I did something similar with cupcakes I made for refreshments at the recital. I had to cut the Hershey squares into smaller pieces to use as the black keys on the top.
I have lots of peach colored paper lanterns, so I had Kent put up a string across from one side of the cultural hall to the other and hung the lanterns and a pennant banner along it.
Here's the side view. I use the screen to show pictures of the piano students from previous recitals, and also list the song, with an illustration, they're playing.
View of the front of the room.
Playing duets with two of my youngest students in this photo and the one below.

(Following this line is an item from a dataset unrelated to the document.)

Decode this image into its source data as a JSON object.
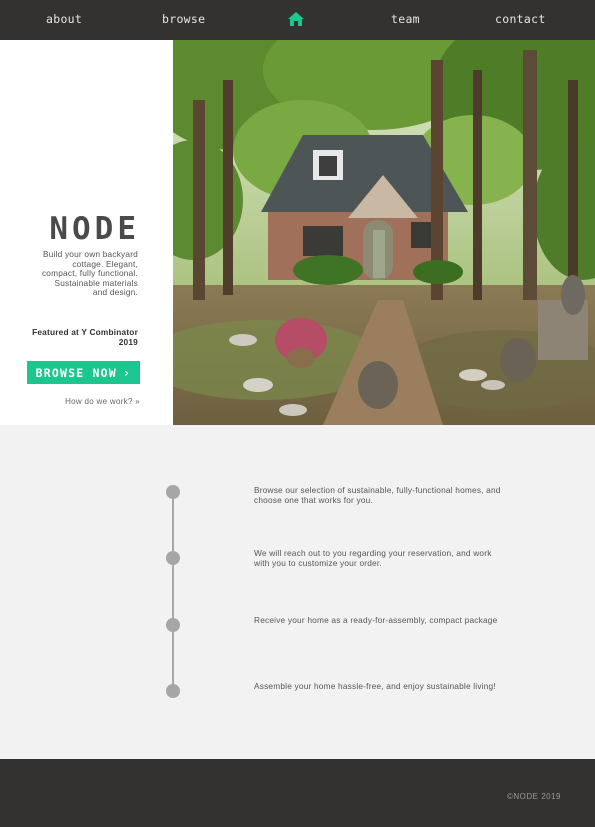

The whole group together. They are such a good group of kids.
I like to get a picture with Kent since he also wears his recital finery. I wore the coral and brown to match my color scheme, and had a lovely new music notes scarf to wear, that the Stinsons gave me. I think it was supposed to be a birthday present, but I was happy to get it early so I could wear it at my recital!

19 June 2015

Another Trip to the Big Apple

I took a two-day trip to New York City with two friends on June 17th and 18th. We took the DC to NYC bus that left Virginia at 8am and dropped us off at Times Square in NYC at around 1:30pm. We were able to walk to the Residence Inn we were staying at and they let us check in early, so we dropped off our luggage.

The first thing we did in NYC was get on the subway down to lower Manhattan to take the Staten Island Ferry. We mostly wanted to ride the ferry (it's free) to get some good views from the deck of the ship. 
 We had a great view of the Statue of Liberty,
 and of the Manhattan skyline, including the new World Trade Center. We took the ferry to Staten Island and came right back on the return ferry.
 That evening we had tickets to see the Tony award winning play, "The King and I". The Manhattan LDS Temple is across the street from the Lincoln Center, where the play was being performed. I kind of like the yellow taxi cabs in the background, to show how the temple is right downtown.
 We handed our camera to a lady hoping she'd get the words "Lincoln Center Theater" behind us, but instead she got our knees and cut off the sign that we wanted to have in the picture. Sigh.
 The performance, sets, costumes and staging was fantastic. It was a delightful show, and reminded me of the year the kids and I were in the summer theater production of "The King and I" back in 1993. I hummed along with most of the songs.
The next morning after the most impressive buffet breakfast I've ever seen at a Residence Inn, headed out to see a few more sights.We saw the Chrysler building,
 and walked through the New York Public Library on our way to

Grand Central Station.
 Where we caught the subway to go to the Brooklyn Bridge.
Walking across the Brooklyn Bridge was on my New York City bucket list, and I couldn't fit it in when I went last December, so it was at the top of my list (after seeing the play) for this trip.
 Here's the view of Manhattan from the Brooklyn Bridge.
Our next stop was Wall Street. Where we saw the New York Stock Exchange,
and Federal Hall. Erected on the spot where George Washington took the oath of office
 in 1789 to become the first president of the United States. It's run by the National Park service, so I got a stamp in my National Parks passport.
At the end of Wall Street was the bull statue I've seen in movies. It's smaller in real life.
 I had to take a picture of all the people around it, because we had to wait our turn to get a photo.

I took it a bit easy and scaled back some of our plans to see things because my legs looked like this.
This is a new development that happens when I stand on my legs for too long (I've discovered two hours is about my maximum). The blood vessels in my legs seem to not be able to get the blood back up and instead pools in my legs. That's my self diagnosis.

I went to the doctor after I returned from New York, but she thought it might be an allergic reaction to the blood pressure medicine I take. It's happened to me several times before, but never to this extreme. It looks like a rash, but it isn't. It's under the skin, not on the skin. I wore some compression ankle-to-knee stockings, and I think they helped.